  • It’s flexible as you can change your car easily, and always keep up with the latest models

Which is better, buying or leasing?

People are divided on this one. And it’s entirely up to your personal circumstances and preference, although mostly it’s preference. For those of you who like to drive a new car and keep up with the latest models, leasing is probably more appealing to you, as you can change your car more frequently, and monthly payments are affordable. However, if you like your car to feel like ‘yours’, and are happy to keep it for a longer period between changes, buying is probably the best option for you.

Let’s take a look at the pros and cons of each option, side by side.

Buying Leasing
Pros Pros
Insurance costs will decrease over time Down payment is low or non-existent
Builds up equity Monthly payments are lower than loan payments
Can use trade-in amount to buy a new car Easier to obtain than a loan even with bad credit rating
Ownership means monthly payments will eventually stop after the cost of the car has been paid Most warranties last 3 years (the typical length of a lease agreement)
Don’t need to worry about mileage limits Maintenance costs are low
Free to modify/accessorise as you wish No depreciation concerns
Can be claimed as tax deduction if you own a business
Cons Cons
Maintenance costs will increase over time and can include costly repair bills Insurance rates higher to cover gap insurance
Car depreciates in value quickly If your leased car includes a larger first rental, you will pay that expense every time you get a new lease
Monthly payments are initially higher than leasing
Down payment can be large Costs of depreciation are often factored into your monthly payments, rather than remaining with the dealer
If buying a used car from a non-reputable dealer or buying privately, there can be uncertainty about a car’s history Extra fees for damage if returned with damage.
You will always have monthly repayments
Over Mileage can also lead to added costs

The pros and cons list looks fairly equal, as there are benefits and drawbacks to both options.
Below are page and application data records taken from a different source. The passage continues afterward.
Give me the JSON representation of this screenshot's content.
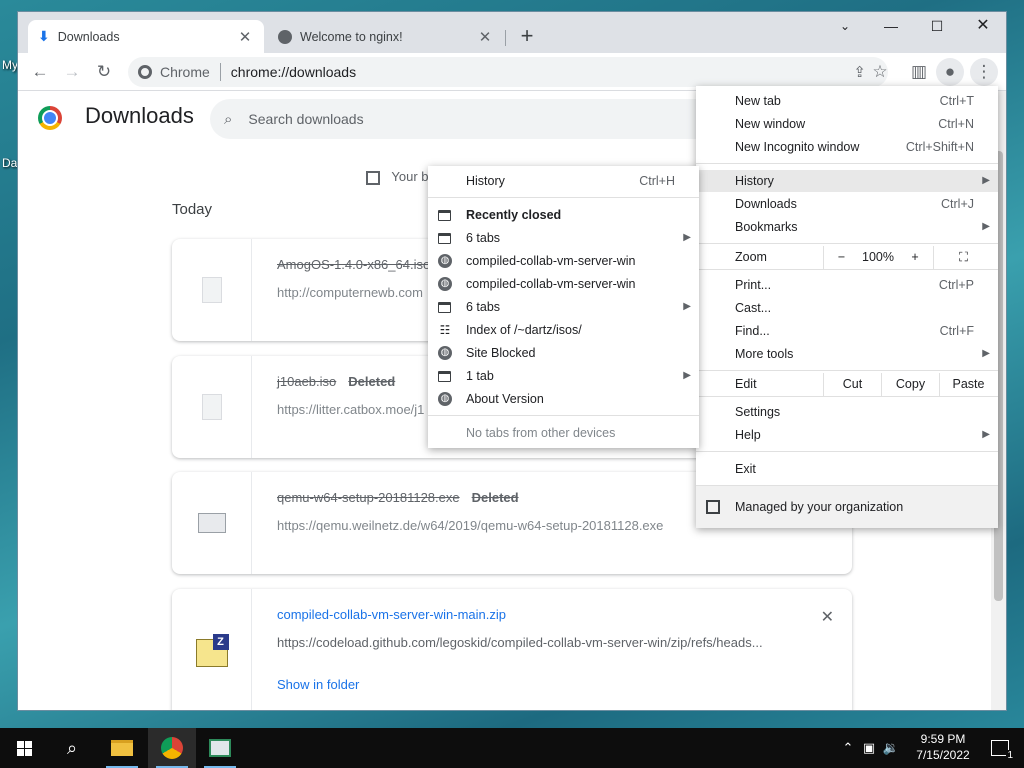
{
  "desktop": {
    "labels": [
      "My",
      "Da"
    ]
  },
  "browser": {
    "tabs": [
      {
        "title": "Downloads",
        "icon": "download-icon",
        "active": true
      },
      {
        "title": "Welcome to nginx!",
        "icon": "globe-icon",
        "active": false
      }
    ],
    "omnibox": {
      "scheme": "Chrome",
      "url": "chrome://downloads"
    }
  },
  "downloads_page": {
    "title": "Downloads",
    "search_placeholder": "Search downloads",
    "managed_notice": "Your b",
    "section_label": "Today",
    "items": [
      {
        "name": "AmogOS-1.4.0-x86_64.iso",
        "status": "",
        "url": "http://computernewb.com",
        "deleted": true
      },
      {
        "name": "j10aeb.iso",
        "status": "Deleted",
        "url": "https://litter.catbox.moe/j1",
        "deleted": true
      },
      {
        "name": "qemu-w64-setup-20181128.exe",
        "status": "Deleted",
        "url": "https://qemu.weilnetz.de/w64/2019/qemu-w64-setup-20181128.exe",
        "deleted": true
      },
      {
        "name": "compiled-collab-vm-server-win-main.zip",
        "status": "",
        "url": "https://codeload.github.com/legoskid/compiled-collab-vm-server-win/zip/refs/heads...",
        "deleted": false,
        "action": "Show in folder"
      }
    ]
  },
  "chrome_menu": {
    "new_tab": {
      "label": "New tab",
      "shortcut": "Ctrl+T"
    },
    "new_window": {
      "label": "New window",
      "shortcut": "Ctrl+N"
    },
    "new_incognito": {
      "label": "New Incognito window",
      "shortcut": "Ctrl+Shift+N"
    },
    "history": {
      "label": "History"
    },
    "downloads": {
      "label": "Downloads",
      "shortcut": "Ctrl+J"
    },
    "bookmarks": {
      "label": "Bookmarks"
    },
    "zoom": {
      "label": "Zoom",
      "minus": "−",
      "value": "100%",
      "plus": "+"
    },
    "print": {
      "label": "Print...",
      "shortcut": "Ctrl+P"
    },
    "cast": {
      "label": "Cast..."
    },
    "find": {
      "label": "Find...",
      "shortcut": "Ctrl+F"
    },
    "more_tools": {
      "label": "More tools"
    },
    "edit": {
      "label": "Edit",
      "cut": "Cut",
      "copy": "Copy",
      "paste": "Paste"
    },
    "settings": {
      "label": "Settings"
    },
    "help": {
      "label": "Help"
    },
    "exit": {
      "label": "Exit"
    },
    "managed": {
      "label": "Managed by your organization"
    }
  },
  "history_submenu": {
    "history": {
      "label": "History",
      "shortcut": "Ctrl+H"
    },
    "recently_closed": "Recently closed",
    "items": [
      {
        "label": "6 tabs",
        "icon": "window-icon",
        "submenu": true
      },
      {
        "label": "compiled-collab-vm-server-win",
        "icon": "globe-icon",
        "submenu": false
      },
      {
        "label": "compiled-collab-vm-server-win",
        "icon": "globe-icon",
        "submenu": false
      },
      {
        "label": "6 tabs",
        "icon": "window-icon",
        "submenu": true
      },
      {
        "label": "Index of /~dartz/isos/",
        "icon": "server-icon",
        "submenu": false
      },
      {
        "label": "Site Blocked",
        "icon": "globe-icon",
        "submenu": false
      },
      {
        "label": "1 tab",
        "icon": "window-icon",
        "submenu": true
      },
      {
        "label": "About Version",
        "icon": "globe-icon",
        "submenu": false
      }
    ],
    "no_tabs": "No tabs from other devices"
  },
  "taskbar": {
    "time": "9:59 PM",
    "date": "7/15/2022",
    "notification_count": "1"
  }
}
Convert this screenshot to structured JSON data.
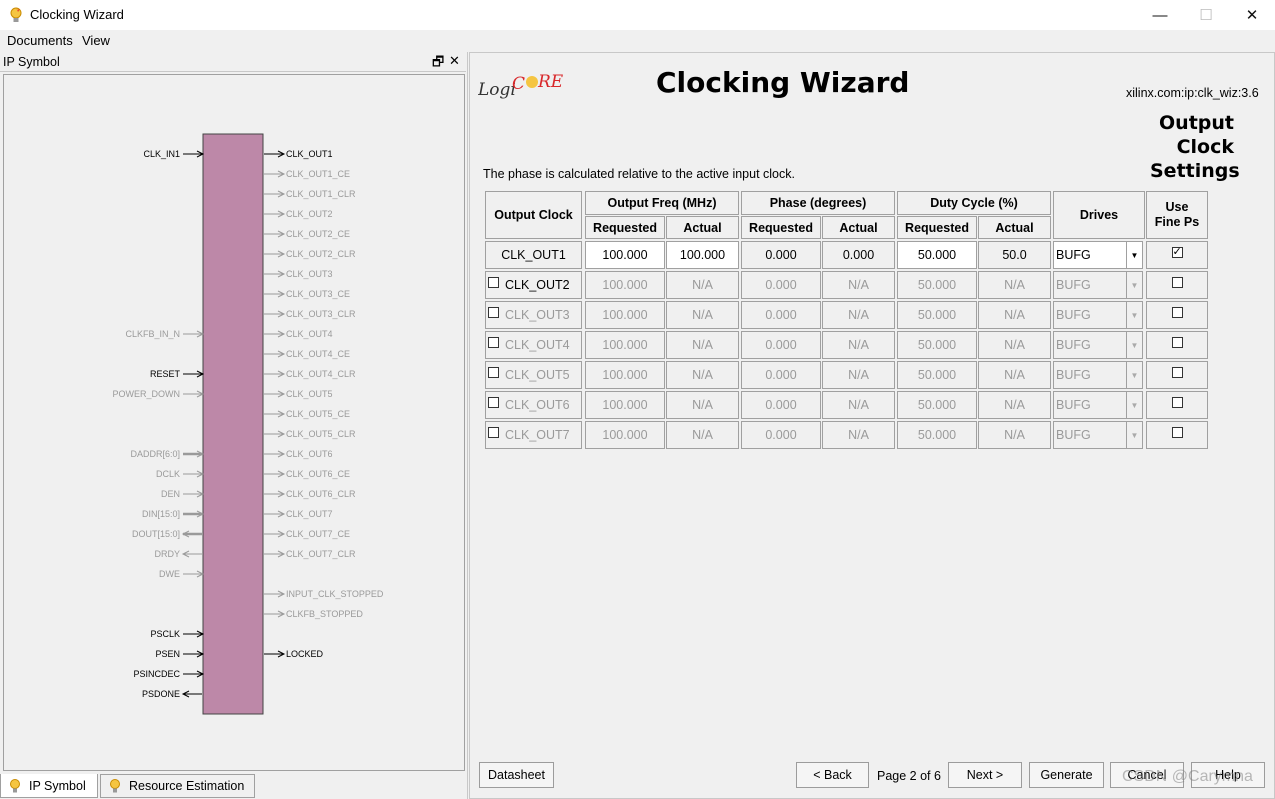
{
  "window": {
    "title": "Clocking Wizard",
    "minimize": "—",
    "maximize": "☐",
    "close": "✕"
  },
  "menu": [
    "Documents",
    "View"
  ],
  "left_panel": {
    "title": "IP Symbol",
    "restore": "🗗",
    "close": "✕",
    "tabs": [
      "IP Symbol",
      "Resource Estimation"
    ],
    "left_pins": [
      {
        "label": "CLK_IN1",
        "active": true,
        "bus": false,
        "dir": "in"
      },
      {
        "label": "CLKFB_IN_N",
        "active": false,
        "bus": false,
        "dir": "in"
      },
      {
        "label": "RESET",
        "active": true,
        "bus": false,
        "dir": "in"
      },
      {
        "label": "POWER_DOWN",
        "active": false,
        "bus": false,
        "dir": "in"
      },
      {
        "label": "DADDR[6:0]",
        "active": false,
        "bus": true,
        "dir": "in"
      },
      {
        "label": "DCLK",
        "active": false,
        "bus": false,
        "dir": "in"
      },
      {
        "label": "DEN",
        "active": false,
        "bus": false,
        "dir": "in"
      },
      {
        "label": "DIN[15:0]",
        "active": false,
        "bus": true,
        "dir": "in"
      },
      {
        "label": "DOUT[15:0]",
        "active": false,
        "bus": true,
        "dir": "out"
      },
      {
        "label": "DRDY",
        "active": false,
        "bus": false,
        "dir": "out"
      },
      {
        "label": "DWE",
        "active": false,
        "bus": false,
        "dir": "in"
      },
      {
        "label": "PSCLK",
        "active": true,
        "bus": false,
        "dir": "in"
      },
      {
        "label": "PSEN",
        "active": true,
        "bus": false,
        "dir": "in"
      },
      {
        "label": "PSINCDEC",
        "active": true,
        "bus": false,
        "dir": "in"
      },
      {
        "label": "PSDONE",
        "active": true,
        "bus": false,
        "dir": "out"
      }
    ],
    "right_pins": [
      {
        "label": "CLK_OUT1",
        "active": true
      },
      {
        "label": "CLK_OUT1_CE",
        "active": false
      },
      {
        "label": "CLK_OUT1_CLR",
        "active": false
      },
      {
        "label": "CLK_OUT2",
        "active": false
      },
      {
        "label": "CLK_OUT2_CE",
        "active": false
      },
      {
        "label": "CLK_OUT2_CLR",
        "active": false
      },
      {
        "label": "CLK_OUT3",
        "active": false
      },
      {
        "label": "CLK_OUT3_CE",
        "active": false
      },
      {
        "label": "CLK_OUT3_CLR",
        "active": false
      },
      {
        "label": "CLK_OUT4",
        "active": false
      },
      {
        "label": "CLK_OUT4_CE",
        "active": false
      },
      {
        "label": "CLK_OUT4_CLR",
        "active": false
      },
      {
        "label": "CLK_OUT5",
        "active": false
      },
      {
        "label": "CLK_OUT5_CE",
        "active": false
      },
      {
        "label": "CLK_OUT5_CLR",
        "active": false
      },
      {
        "label": "CLK_OUT6",
        "active": false
      },
      {
        "label": "CLK_OUT6_CE",
        "active": false
      },
      {
        "label": "CLK_OUT6_CLR",
        "active": false
      },
      {
        "label": "CLK_OUT7",
        "active": false
      },
      {
        "label": "CLK_OUT7_CE",
        "active": false
      },
      {
        "label": "CLK_OUT7_CLR",
        "active": false
      },
      {
        "label": "INPUT_CLK_STOPPED",
        "active": false
      },
      {
        "label": "CLKFB_STOPPED",
        "active": false
      },
      {
        "label": "LOCKED",
        "active": true
      }
    ],
    "block_color": "#bd88a8"
  },
  "right_panel": {
    "logo_text": "LogiCORE",
    "title": "Clocking Wizard",
    "ip_id": "xilinx.com:ip:clk_wiz:3.6",
    "section_title": "Output Clock Settings",
    "phase_note": "The phase is calculated relative to the active input clock.",
    "table": {
      "headers": {
        "output_clock": "Output Clock",
        "output_freq": "Output Freq (MHz)",
        "phase": "Phase (degrees)",
        "duty": "Duty Cycle (%)",
        "drives": "Drives",
        "fine_ps": "Use Fine Ps",
        "requested": "Requested",
        "actual": "Actual"
      },
      "rows": [
        {
          "name": "CLK_OUT1",
          "enabled": true,
          "has_checkbox": false,
          "freq_req": "100.000",
          "freq_act": "100.000",
          "phase_req": "0.000",
          "phase_act": "0.000",
          "duty_req": "50.000",
          "duty_act": "50.0",
          "drives": "BUFG",
          "fine_ps": true
        },
        {
          "name": "CLK_OUT2",
          "enabled": false,
          "has_checkbox": true,
          "freq_req": "100.000",
          "freq_act": "N/A",
          "phase_req": "0.000",
          "phase_act": "N/A",
          "duty_req": "50.000",
          "duty_act": "N/A",
          "drives": "BUFG",
          "fine_ps": false
        },
        {
          "name": "CLK_OUT3",
          "enabled": false,
          "has_checkbox": true,
          "freq_req": "100.000",
          "freq_act": "N/A",
          "phase_req": "0.000",
          "phase_act": "N/A",
          "duty_req": "50.000",
          "duty_act": "N/A",
          "drives": "BUFG",
          "fine_ps": false
        },
        {
          "name": "CLK_OUT4",
          "enabled": false,
          "has_checkbox": true,
          "freq_req": "100.000",
          "freq_act": "N/A",
          "phase_req": "0.000",
          "phase_act": "N/A",
          "duty_req": "50.000",
          "duty_act": "N/A",
          "drives": "BUFG",
          "fine_ps": false
        },
        {
          "name": "CLK_OUT5",
          "enabled": false,
          "has_checkbox": true,
          "freq_req": "100.000",
          "freq_act": "N/A",
          "phase_req": "0.000",
          "phase_act": "N/A",
          "duty_req": "50.000",
          "duty_act": "N/A",
          "drives": "BUFG",
          "fine_ps": false
        },
        {
          "name": "CLK_OUT6",
          "enabled": false,
          "has_checkbox": true,
          "freq_req": "100.000",
          "freq_act": "N/A",
          "phase_req": "0.000",
          "phase_act": "N/A",
          "duty_req": "50.000",
          "duty_act": "N/A",
          "drives": "BUFG",
          "fine_ps": false
        },
        {
          "name": "CLK_OUT7",
          "enabled": false,
          "has_checkbox": true,
          "freq_req": "100.000",
          "freq_act": "N/A",
          "phase_req": "0.000",
          "phase_act": "N/A",
          "duty_req": "50.000",
          "duty_act": "N/A",
          "drives": "BUFG",
          "fine_ps": false
        }
      ]
    },
    "buttons": {
      "datasheet": "Datasheet",
      "back": "< Back",
      "page_info": "Page 2 of 6",
      "next": "Next >",
      "generate": "Generate",
      "cancel": "Cancel",
      "help": "Help"
    }
  },
  "watermark": "CSDN @Carymna"
}
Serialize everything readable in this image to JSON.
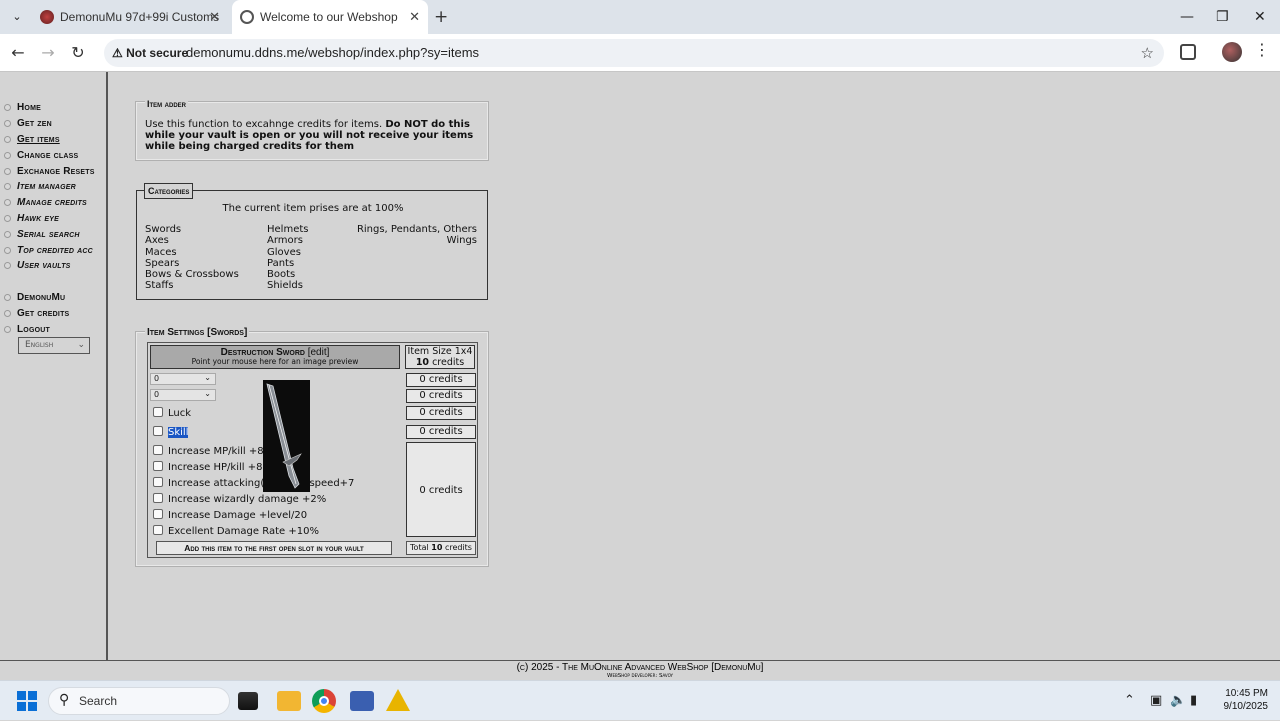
{
  "browser": {
    "tabs": [
      {
        "title": "DemonuMu 97d+99i Customs"
      },
      {
        "title": "Welcome to our Webshop"
      }
    ],
    "security_label": "Not secure",
    "url": "demonumu.ddns.me/webshop/index.php?sy=items"
  },
  "sidebar": {
    "items": [
      {
        "label": "Home"
      },
      {
        "label": "Get zen"
      },
      {
        "label": "Get items"
      },
      {
        "label": "Change class"
      },
      {
        "label": "Exchange Resets"
      },
      {
        "label": "Item manager"
      },
      {
        "label": "Manage credits"
      },
      {
        "label": "Hawk eye"
      },
      {
        "label": "Serial search"
      },
      {
        "label": "Top credited acc"
      },
      {
        "label": "User vaults"
      }
    ],
    "secondary": [
      {
        "label": "DemonuMu"
      },
      {
        "label": "Get credits"
      },
      {
        "label": "Logout"
      }
    ],
    "language": "English"
  },
  "item_adder": {
    "heading": "Item adder",
    "text_plain": "Use this function to excahnge credits for items. ",
    "text_bold": "Do NOT do this while your vault is open or you will not receive your items while being charged credits for them"
  },
  "categories": {
    "heading": "Categories",
    "price_note": "The current item prises are at 100%",
    "col1": [
      "Swords",
      "Axes",
      "Maces",
      "Spears",
      "Bows & Crossbows",
      "Staffs"
    ],
    "col2": [
      "Helmets",
      "Armors",
      "Gloves",
      "Pants",
      "Boots",
      "Shields"
    ],
    "col3": [
      "Rings, Pendants, Others",
      "Wings"
    ]
  },
  "item_settings": {
    "heading": "Item Settings [Swords]",
    "item_name": "Destruction Sword",
    "edit_label": "[edit]",
    "preview_hint": "Point your mouse here for an image preview",
    "item_size_label": "Item Size 1x4",
    "base_credits": "10",
    "credits_word": "credits",
    "dropdown1_value": "0",
    "dropdown2_value": "0",
    "luck_label": "Luck",
    "skill_label": "Skill",
    "options": [
      "Increase MP/kill +8",
      "Increase HP/kill +8",
      "Increase attacking(wizardly)speed+7",
      "Increase wizardly damage +2%",
      "Increase Damage +level/20",
      "Excellent Damage Rate +10%"
    ],
    "credit_cells": [
      "0 credits",
      "0 credits",
      "0 credits",
      "0 credits"
    ],
    "options_credits": "0 credits",
    "add_button": "Add this item to the first open slot in your vault",
    "total_label": "Total",
    "total_value": "10"
  },
  "footer": {
    "line1": "(c) 2025 - The MuOnline Advanced WebShop [DemonuMu]",
    "line2": "WebShop developer: Savoy"
  },
  "taskbar": {
    "search_placeholder": "Search",
    "time": "10:45 PM",
    "date": "9/10/2025"
  },
  "colors": {
    "page_bg": "#d4d4d4",
    "selection": "#1a56c4",
    "win_accent": "#0a6fd6"
  }
}
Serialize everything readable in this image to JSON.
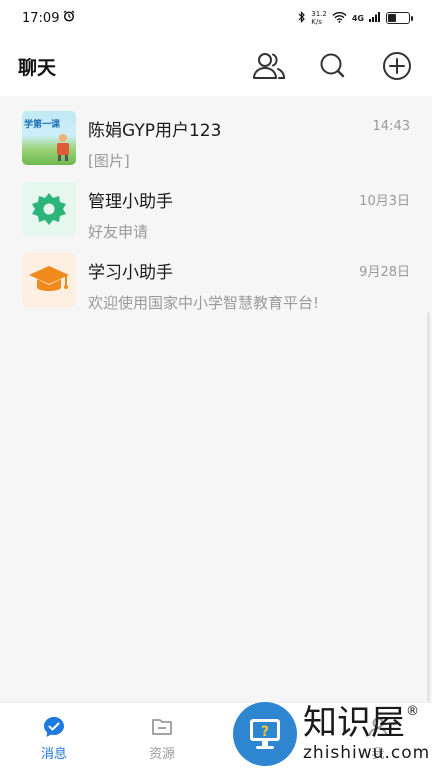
{
  "status_bar": {
    "time": "17:09",
    "net_speed_top": "31.2",
    "net_speed_bottom": "K/s",
    "network": "4G"
  },
  "header": {
    "title": "聊天"
  },
  "chats": [
    {
      "name": "陈娟GYP用户123",
      "preview": "[图片]",
      "time": "14:43",
      "avatar_text": "学第一课"
    },
    {
      "name": "管理小助手",
      "preview": "好友申请",
      "time": "10月3日"
    },
    {
      "name": "学习小助手",
      "preview": "欢迎使用国家中小学智慧教育平台!",
      "time": "9月28日"
    }
  ],
  "bottom_nav": [
    {
      "label": "消息",
      "icon": "chat-bubble-icon",
      "active": true
    },
    {
      "label": "资源",
      "icon": "folder-icon",
      "active": false
    },
    {
      "label": "我",
      "icon": "person-icon",
      "active": false
    }
  ],
  "watermark": {
    "cn": "知识屋",
    "en": "zhishiwu.com",
    "registered": "®"
  },
  "colors": {
    "accent": "#1f7ae0",
    "manager_green": "#2bb57a",
    "study_orange": "#f08a1c",
    "watermark_blue": "#2e86d1"
  }
}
From a purely financial point of view however, How Stuff Works conducted an interesting study into the comparison of buying versus leasing a car. They found that over a short-term period of three years (the typical length of a lease), leasing was overall the cheapest option. However, spread over ten years, buying was significantly cheaper, as you reap the benefits of ownership over a more prolonged length of time, but service and maintenance cost could be considerably more.

Credit score requirements

If you have a good credit score, you have more bargaining power. You should be able to get a better rate if you have demonstrated your ability to use your money wisely. Before you start shopping around for lease deals, check your credit, and make sure you fix any mistakes first.

If you have a bad credit score, the good news is that leasers are more likely to approve you than finance providers. This means that leasing might be your best option to get a car without paying upfront to buy. In fact, lease approval rates are often at 70% and higher, so your chances are much high of getting accepted.

Beware of hidden and back-end costs

Lots of people get caught out when they go to return their vehicle in at the end of the lease agreement, only to find that they need to pay upfront for any damage or wear and tear. While this may sound obvious, many people forget, or aren’t aware of it, and don’t budget enough to cover these costs at the end of the contract.

Another cost that can catch people out is mileage costs. Many lease deals have a maximum mileage limit, which, when exceeded can bring hefty charges with it. Expect anything from 3–13p per mile.

Leaseline includes VAT in lease prices, but many leasers don’t, so watch out for that when you are considering your monthly payments.

To buy or not to buy, that is the question

As outlined here, there’s no clear-cut rule as to which option is best, as there are benefits and drawbacks to both leasing and buying. Most of the choice is down to your personal preference.

However, generally speaking, if a car has a high depreciation value, then you’d be better off leasing, whereas if a car has a low depreciation value, you’d be better buying and reaping the benefits later when you come to sell it.